Lots of my high school and post-HS friends have been dead a long time. O.D.’s, suicides, at least one murder and a few naturals. Many were bigtime drug dealers and did prison time. Don got a tattoo when we were in junior high, “J.D.,” for juvenile delinquent. Mom always pointedly pronounced his name “Shmock,” but he was a loyal friend, kinda turned his life around to where he became a private investigator, and was so considerate about my mom that she eventually grew to like him: When his body gave up and he was hospitalized in a coma, she actually went to visit him, and when he died, she asked me if she should go to his funeral. I assured her it wasn’t necessary, that after 30-plus years I had no idea who–if anyone–would be there, and if anyone were, they’d likely be fellow former, if not present, dopers and dealers.
And now, a brief aside, but first, a musical interlude!
I first saw Ralph Stanley and the Clinch Mountain Boys in Madison at the Great Hall of the Student Union in 1972, I think, five or six years before I started writing about music. Pictured second from the left next to him is Keith Whitley, who was with him then, and would later become a huge country star, whom I got to know, before drinking himself to death. I knew Ralph, too, and have always been grateful that he did a radio commercial for Obama’s first presidential campaign–extraordinary, in that he came from and represented deeply conservative political and musical territory–and let me interview him about it.
But that’s not the aside I pointed to. It’s this: Unlike most of my articles, which I post links to on Twitter, Facebook and LinkedIn, I’m giving this a “soft open”; you’ll only see it if you stumble upon it, or if one of my hundred or so subscribers sends it to you (and yes, I know it says 2,000-something, but that’s total horseshit, some kind of technical error or bots attack that I’d have to spend a lot of money to correct). It’s just way too personal, and I don’t know what my siblings would think. And last time I posted parental passings on Facebook, it brought me unimaginable grief: First came last June when I cut-and-pasted Rob Reiner’s tweet in quotes announcing his father Carl’s death and attributing it Rob, and over a hundred Facebook friends read it to mean I was somehow announcing my own father’s death and expressed their sincere but misdirected condolences. Same thing happened in September when I did the same thing with Diana Rigg’s daughter’s announcement of her mom’s death. Everyone somehow thought I was sharing my mom’s death! Total, unbearable fucking fiasco.
And besides, as Murray said to an emotional friend of his mother (Aunt Selma) when she called to console him when Selma died at 89: “Lady! She was 89!”
Anyway, I thought of all this on the plane, and I thought of the scene at the beginning of The Chinese Connection, where Bruce Lee, overcome with grief, jumps into the grave of his teacher at his funeral.
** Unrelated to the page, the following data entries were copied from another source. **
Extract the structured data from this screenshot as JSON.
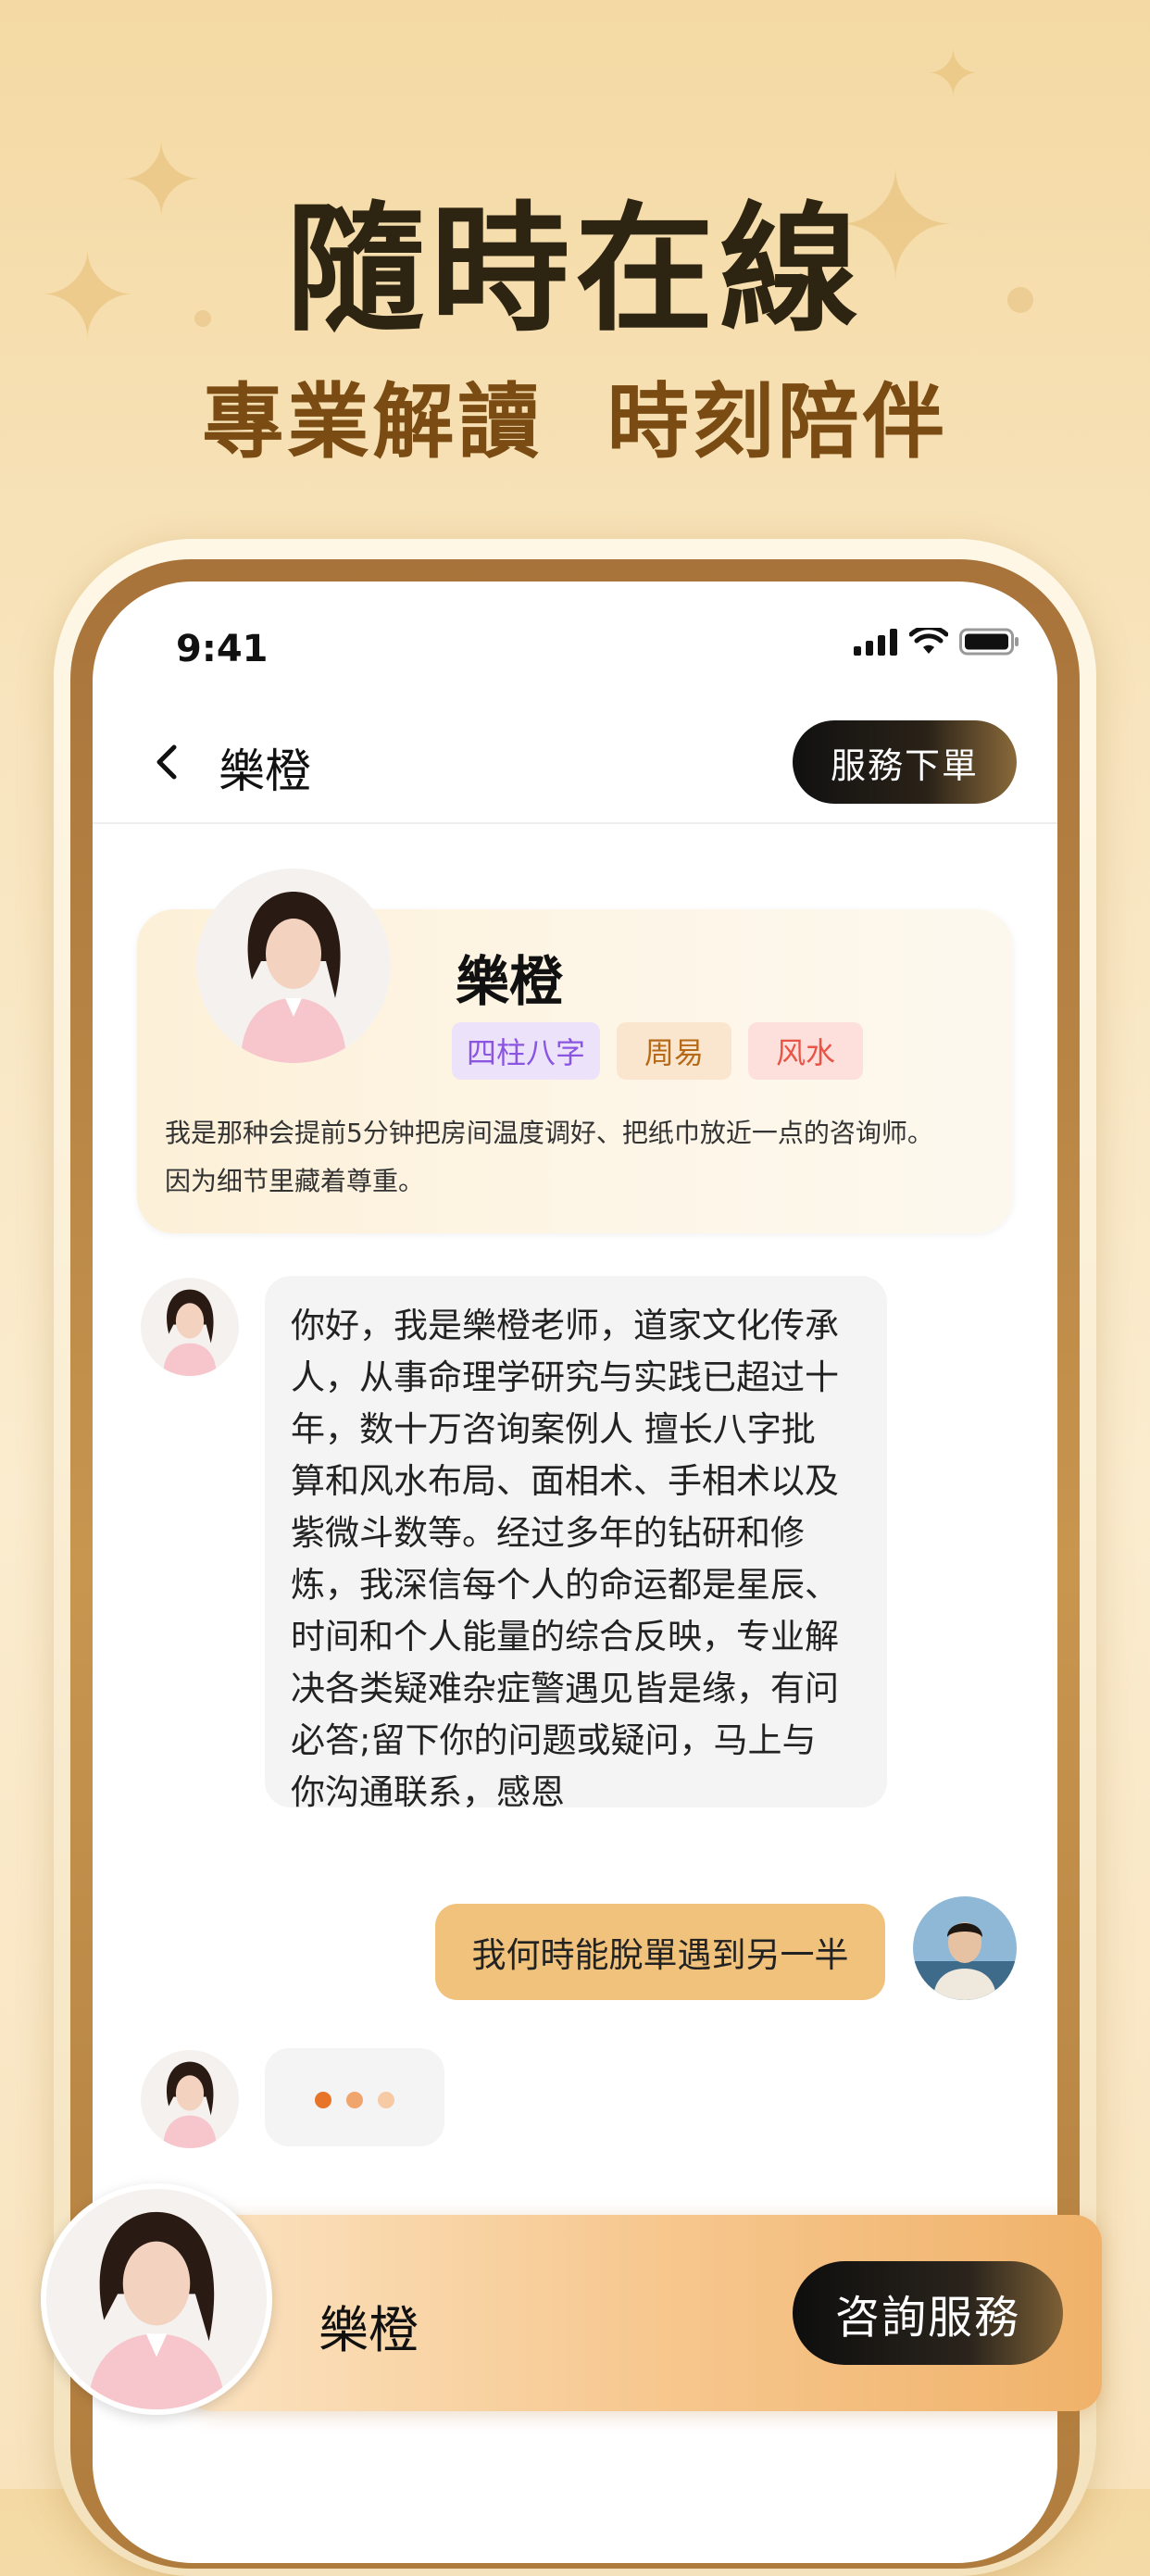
{
  "hero": {
    "title": "隨時在線",
    "subtitle": "專業解讀  時刻陪伴"
  },
  "status_bar": {
    "time": "9:41",
    "icons": [
      "signal-icon",
      "wifi-icon",
      "battery-icon"
    ]
  },
  "nav": {
    "back_icon": "chevron-left-icon",
    "title": "樂橙",
    "order_button": "服務下單"
  },
  "profile": {
    "name": "樂橙",
    "tags": [
      "四柱八字",
      "周易",
      "风水"
    ],
    "bio_lines": [
      "我是那种会提前5分钟把房间温度调好、把纸巾放近一点的咨询师。",
      "因为细节里藏着尊重。"
    ]
  },
  "chat": {
    "advisor_message_lines": [
      "你好，我是樂橙老师，道家文化传承",
      "人，从事命理学研究与实践已超过十",
      "年，数十万咨询案例人 擅长八字批",
      "算和风水布局、面相术、手相术以及",
      "紫微斗数等。经过多年的钻研和修",
      "炼，我深信每个人的命运都是星辰、",
      "时间和个人能量的综合反映，专业解",
      "决各类疑难杂症警遇见皆是缘，有问",
      "必答;留下你的问题或疑问，马上与",
      "你沟通联系，感恩"
    ],
    "user_message": "我何時能脫單遇到另一半",
    "typing_indicator": "..."
  },
  "bottom_bar": {
    "name": "樂橙",
    "consult_button": "咨詢服務"
  },
  "colors": {
    "background": "#f8e5bf",
    "hero_title": "#2e2412",
    "hero_subtitle": "#7a4b12",
    "user_bubble": "#f0c27b",
    "tag_purple": "#8a55e0",
    "tag_orange": "#b66a18",
    "tag_red": "#e85446",
    "typing_dot": "#e8742a"
  }
}
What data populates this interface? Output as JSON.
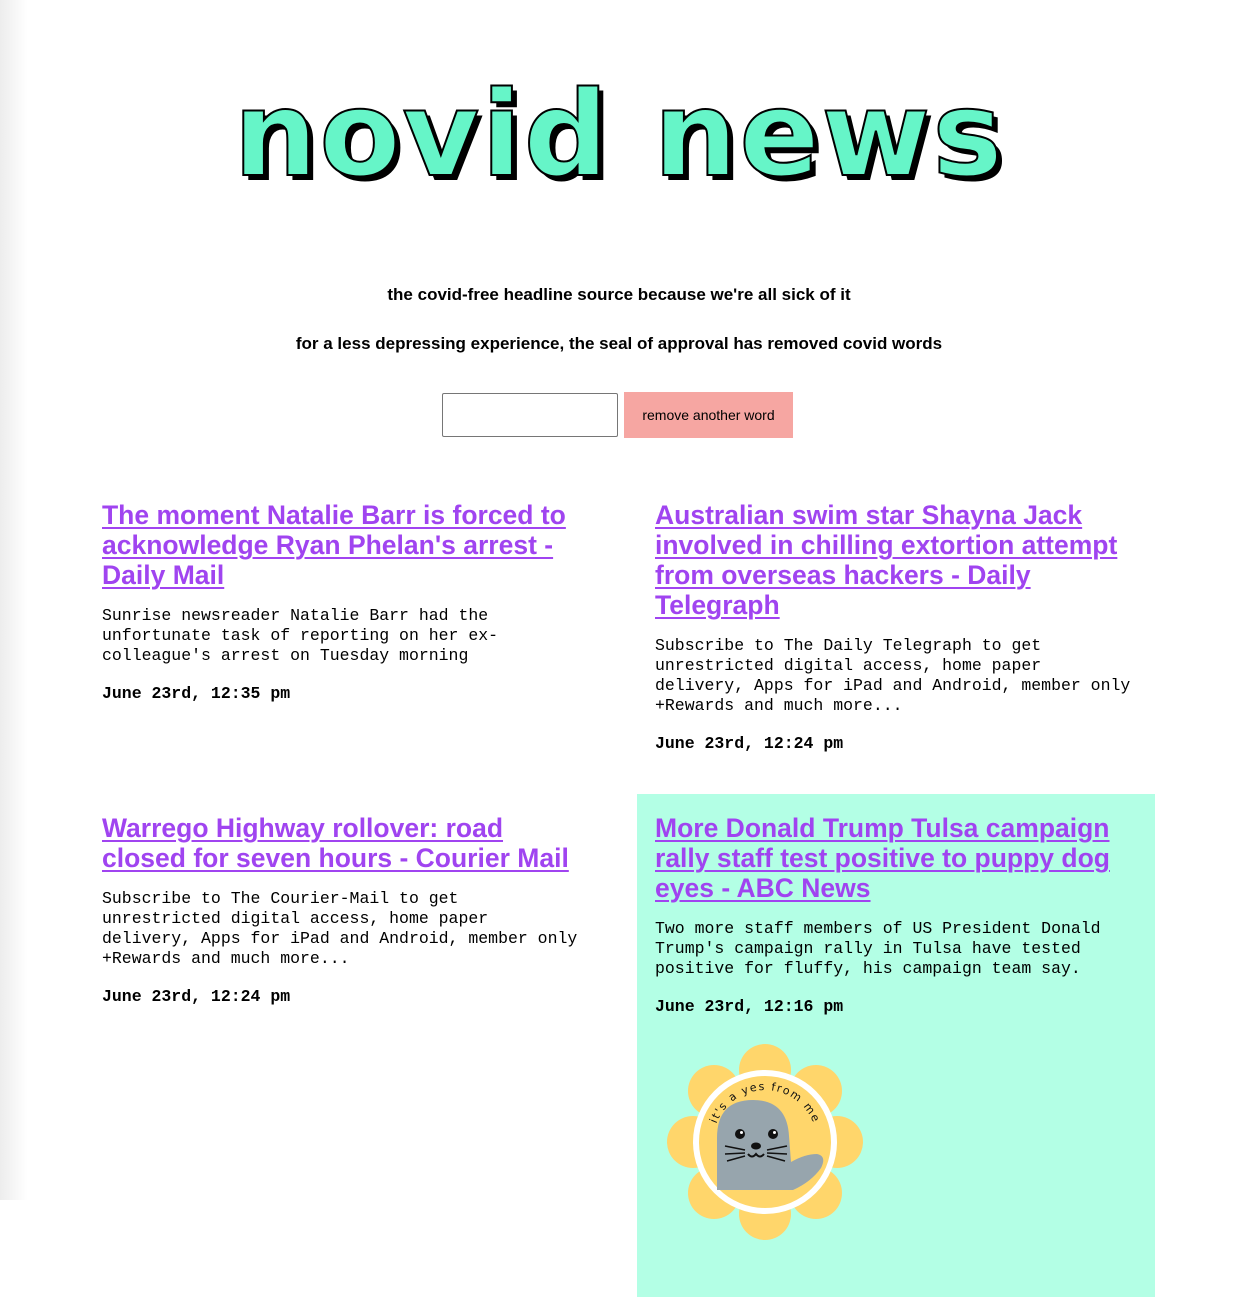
{
  "site": {
    "logo_text": "novid news",
    "tagline": "the covid-free headline source because we're all sick of it",
    "subtagline": "for a less depressing experience, the seal of approval has removed covid words"
  },
  "word_form": {
    "input_value": "",
    "button_label": "remove another word"
  },
  "colors": {
    "logo_fill": "#66f5c8",
    "link": "#a044f0",
    "button": "#f6a6a2",
    "highlight_card": "#b3ffe5",
    "seal_badge": "#ffd66b",
    "seal_body": "#97a5ad"
  },
  "articles": [
    {
      "headline": "The moment Natalie Barr is forced to acknowledge Ryan Phelan's arrest - Daily Mail",
      "summary": "Sunrise newsreader Natalie Barr had the unfortunate task of reporting on her ex-colleague's arrest on Tuesday morning",
      "timestamp": "June 23rd, 12:35 pm"
    },
    {
      "headline": "Australian swim star Shayna Jack involved in chilling extortion attempt from overseas hackers - Daily Telegraph",
      "summary": "Subscribe to The Daily Telegraph to get unrestricted digital access, home paper delivery, Apps for iPad and Android, member only +Rewards and much more...",
      "timestamp": "June 23rd, 12:24 pm"
    },
    {
      "headline": "Warrego Highway rollover: road closed for seven hours - Courier Mail",
      "summary": "Subscribe to The Courier-Mail to get unrestricted digital access, home paper delivery, Apps for iPad and Android, member only +Rewards and much more...",
      "timestamp": "June 23rd, 12:24 pm"
    },
    {
      "headline": "More Donald Trump Tulsa campaign rally staff test positive to puppy dog eyes - ABC News",
      "summary": "Two more staff members of US President Donald Trump's campaign rally in Tulsa have tested positive for fluffy, his campaign team say.",
      "timestamp": "June 23rd, 12:16 pm"
    }
  ],
  "seal": {
    "icon": "seal-of-approval-icon",
    "text": "it's a yes from me"
  }
}
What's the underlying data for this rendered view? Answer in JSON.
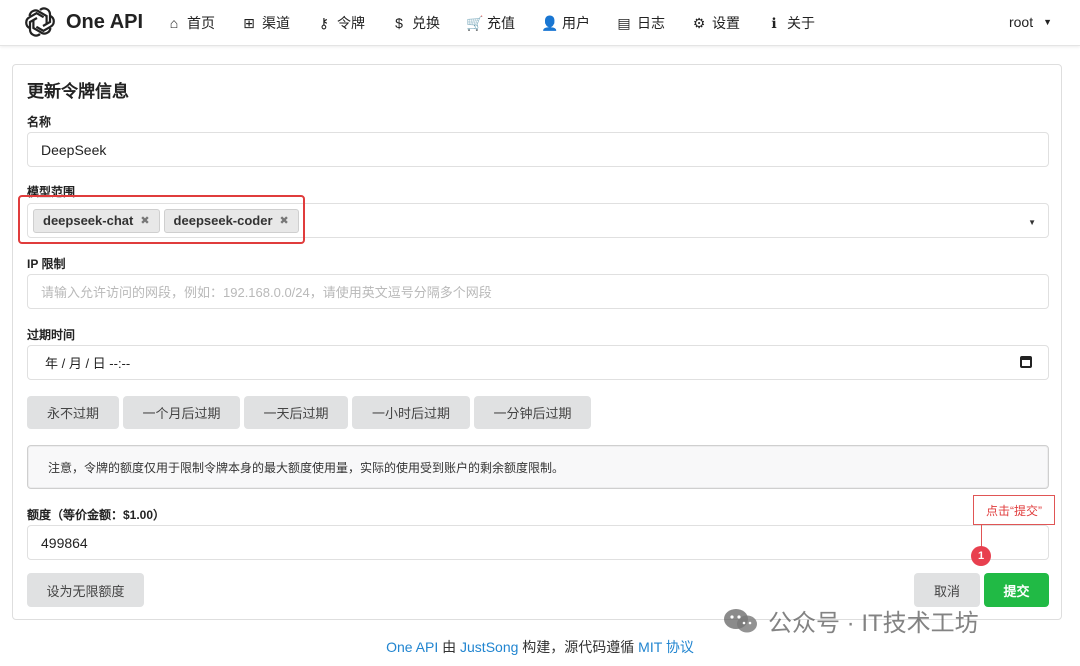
{
  "nav": {
    "brand": "One API",
    "items": [
      {
        "label": "首页",
        "icon": "⌂",
        "name": "home"
      },
      {
        "label": "渠道",
        "icon": "⊞",
        "name": "channels"
      },
      {
        "label": "令牌",
        "icon": "⚷",
        "name": "tokens"
      },
      {
        "label": "兑换",
        "icon": "$",
        "name": "redeem"
      },
      {
        "label": "充值",
        "icon": "🛒",
        "name": "topup"
      },
      {
        "label": "用户",
        "icon": "👤",
        "name": "users"
      },
      {
        "label": "日志",
        "icon": "▤",
        "name": "logs"
      },
      {
        "label": "设置",
        "icon": "⚙",
        "name": "settings"
      },
      {
        "label": "关于",
        "icon": "ℹ",
        "name": "about"
      }
    ],
    "user": "root",
    "user_caret": "▼"
  },
  "form": {
    "title": "更新令牌信息",
    "name_label": "名称",
    "name_value": "DeepSeek",
    "models_label": "模型范围",
    "models": [
      "deepseek-chat",
      "deepseek-coder"
    ],
    "chip_remove": "✖",
    "dropdown_caret": "▼",
    "ip_label": "IP 限制",
    "ip_placeholder": "请输入允许访问的网段，例如：192.168.0.0/24，请使用英文逗号分隔多个网段",
    "expire_label": "过期时间",
    "expire_value": "年 / 月 / 日 --:--",
    "expire_buttons": [
      "永不过期",
      "一个月后过期",
      "一天后过期",
      "一小时后过期",
      "一分钟后过期"
    ],
    "notice": "注意，令牌的额度仅用于限制令牌本身的最大额度使用量，实际的使用受到账户的剩余额度限制。",
    "quota_label": "额度（等价金额：$1.00）",
    "quota_value": "499864",
    "unlimited_button": "设为无限额度",
    "cancel_button": "取消",
    "submit_button": "提交"
  },
  "annotation": {
    "callout": "点击“提交”",
    "step": "1",
    "highlight_color": "#e03c3c"
  },
  "footer": {
    "part1": "One API",
    "part2": " 由 ",
    "part3": "JustSong",
    "part4": " 构建，源代码遵循 ",
    "part5": "MIT 协议"
  },
  "watermark": {
    "text": "公众号 · IT技术工坊"
  },
  "colors": {
    "submit": "#21ba45",
    "link": "#2185d0",
    "button_gray": "#e0e1e2"
  }
}
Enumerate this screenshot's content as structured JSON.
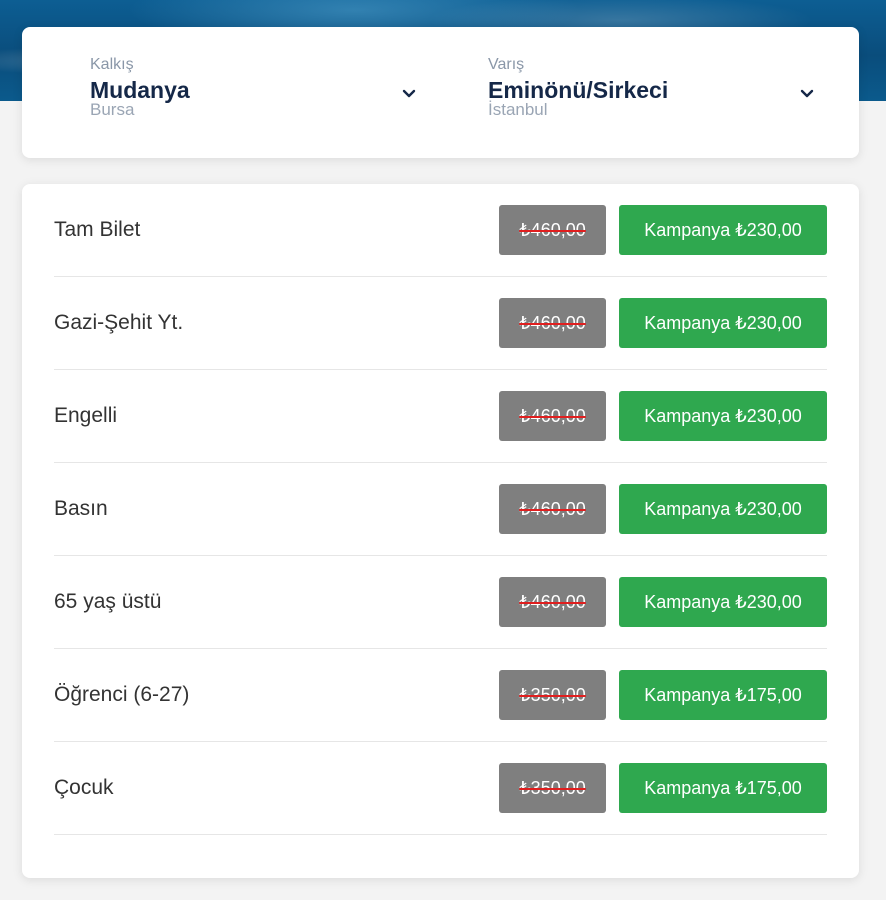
{
  "route": {
    "from": {
      "label": "Kalkış",
      "name": "Mudanya",
      "city": "Bursa"
    },
    "to": {
      "label": "Varış",
      "name": "Eminönü/Sirkeci",
      "city": "İstanbul"
    }
  },
  "tickets": [
    {
      "title": "Tam Bilet",
      "old_price": "₺460,00",
      "campaign": "Kampanya ₺230,00"
    },
    {
      "title": "Gazi-Şehit Yt.",
      "old_price": "₺460,00",
      "campaign": "Kampanya ₺230,00"
    },
    {
      "title": "Engelli",
      "old_price": "₺460,00",
      "campaign": "Kampanya ₺230,00"
    },
    {
      "title": "Basın",
      "old_price": "₺460,00",
      "campaign": "Kampanya ₺230,00"
    },
    {
      "title": "65 yaş üstü",
      "old_price": "₺460,00",
      "campaign": "Kampanya ₺230,00"
    },
    {
      "title": "Öğrenci (6-27)",
      "old_price": "₺350,00",
      "campaign": "Kampanya ₺175,00"
    },
    {
      "title": "Çocuk",
      "old_price": "₺350,00",
      "campaign": "Kampanya ₺175,00"
    }
  ],
  "colors": {
    "campaign_button": "#2fa84f",
    "old_price_bg": "#7f7f7f",
    "strike": "#e01f1f",
    "station_name": "#152848"
  },
  "icons": {
    "dropdown": "chevron-down-icon"
  }
}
And had to laugh at my brother’s offer–tongue in cheek, presumably, yet with due reverence–should I have decided to follow suit in Lincoln, that he’d do the shoveling. I had considered it for a moment, maybe, then decided against it. Maybe, if I’d been reverently wearing my Ernest Tubb t-shirt, even with a coffee stain. I’m confident he’d be okay with it.
One last photo:
And in honor of “the original E.T.,” Ernest Tubb:
And here’s a rare glimpse of Aunt Ruth with the Tommy Dorsey Orchestra!: